Activity: Return every line from the listing where the word "stands" occurs.

Supplied material:
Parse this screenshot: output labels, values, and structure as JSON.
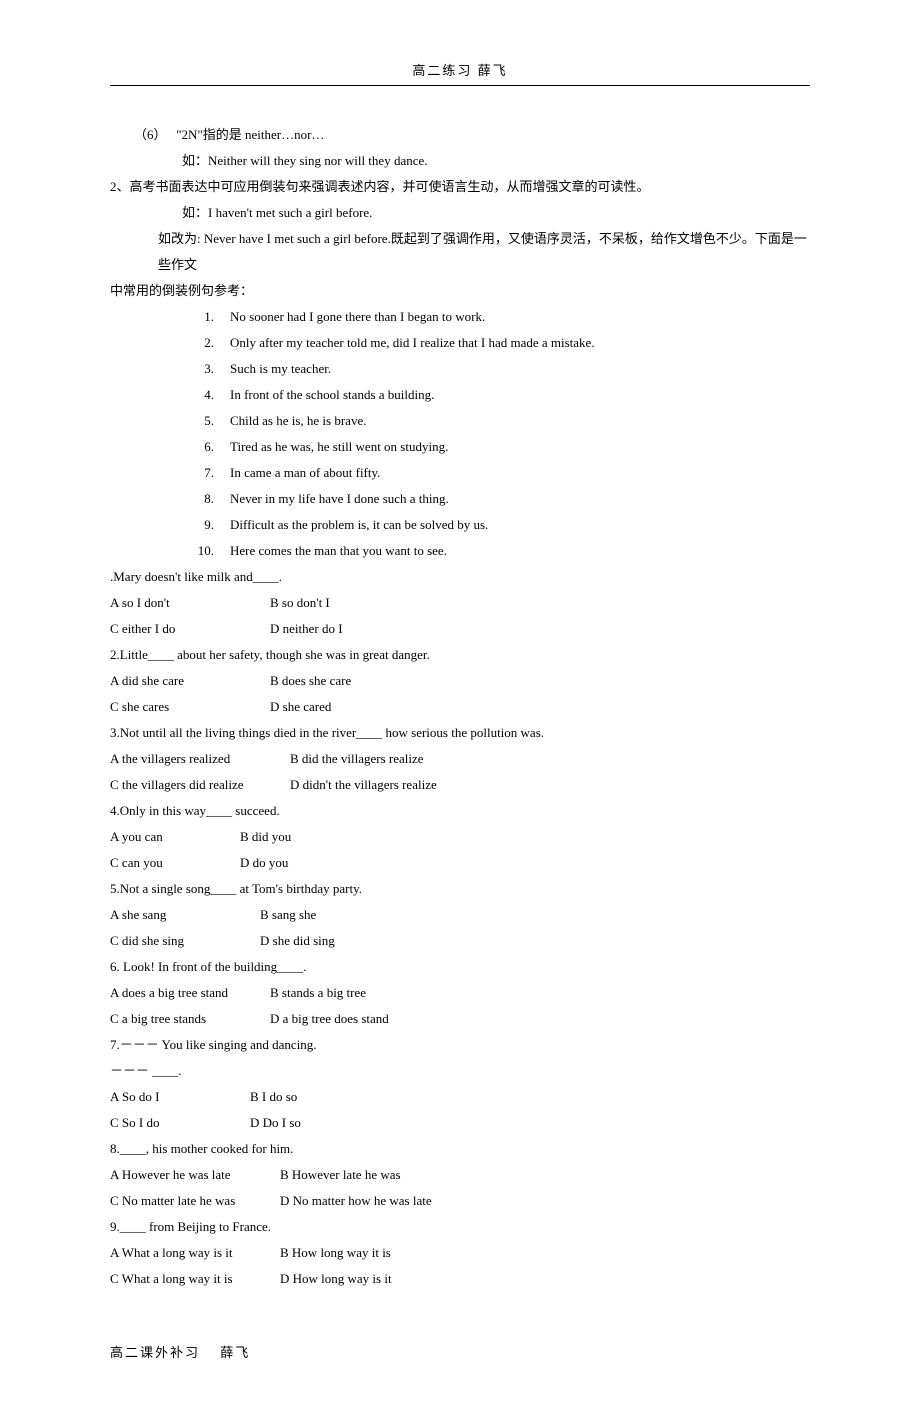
{
  "header": "高二练习   薛飞",
  "sec6": {
    "label": "（6）　  \"2N\"指的是 neither…nor…",
    "ex_label": "如：Neither will they sing nor will they dance."
  },
  "sec2": {
    "text": "2、高考书面表达中可应用倒装句来强调表述内容，并可使语言生动，从而增强文章的可读性。",
    "ex_label": "如：I haven't met such a girl before.",
    "rewrite": "如改为: Never have I met such a girl before.既起到了强调作用，又使语序灵活，不呆板，给作文增色不少。下面是一些作文",
    "rewrite2": "中常用的倒装例句参考："
  },
  "examples": [
    "No sooner had I gone there than I began to work.",
    "Only after my teacher told me, did I realize that I had made a mistake.",
    "Such is my teacher.",
    "In front of the school stands a building.",
    "Child as he is, he is brave.",
    "Tired as he was, he still went on studying.",
    "In came a man of about fifty.",
    "Never in my life have I done such a thing.",
    "Difficult as the problem is, it can be solved by us.",
    "Here comes the man that you want to see."
  ],
  "q1": {
    "stem": ".Mary doesn't like milk and____.",
    "a": "A so I don't",
    "b": "B so don't I",
    "c": "C either I do",
    "d": "D neither do I"
  },
  "q2": {
    "stem": "2.Little____ about her safety, though she was in great danger.",
    "a": "A did she care",
    "b": "B does she care",
    "c": "C she cares",
    "d": "D she cared"
  },
  "q3": {
    "stem": "3.Not until all the living things died in the river____ how serious the pollution was.",
    "a": "A the villagers realized",
    "b": "B did the villagers realize",
    "c": "C the villagers did realize",
    "d": "D didn't the villagers realize"
  },
  "q4": {
    "stem": "4.Only in this way____ succeed.",
    "a": "A you can",
    "b": "B did you",
    "c": "C can you",
    "d": "D do you"
  },
  "q5": {
    "stem": "5.Not a single song____ at Tom's birthday party.",
    "a": "A she sang",
    "b": "B sang she",
    "c": "C did she sing",
    "d": "D she did sing"
  },
  "q6": {
    "stem": "6. Look! In front of the building____.",
    "a": "A does a big tree stand",
    "b": "B stands a big tree",
    "c": "C a big tree stands",
    "d": "D a big tree does stand"
  },
  "q7": {
    "stem": "7.－－－  You like singing and dancing.",
    "stem2": "   －－－   ____.",
    "a": "A So do I",
    "b": "B I do so",
    "c": "C So I do",
    "d": "D Do I so"
  },
  "q8": {
    "stem": "8.____, his mother cooked for him.",
    "a": "A However he was late",
    "b": "B However late he was",
    "c": "C No matter late he was",
    "d": "D No matter how he was late"
  },
  "q9": {
    "stem": "9.____ from Beijing to France.",
    "a": "A What a long way is it",
    "b": "B How long way it is",
    "c": "C What a long way it is",
    "d": "D How long way is it"
  },
  "footer": "高二课外补习　 薛飞"
}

Result:
    "In front of the school stands a building.",
    "b": "B stands a big tree",
    "c": "C a big tree stands",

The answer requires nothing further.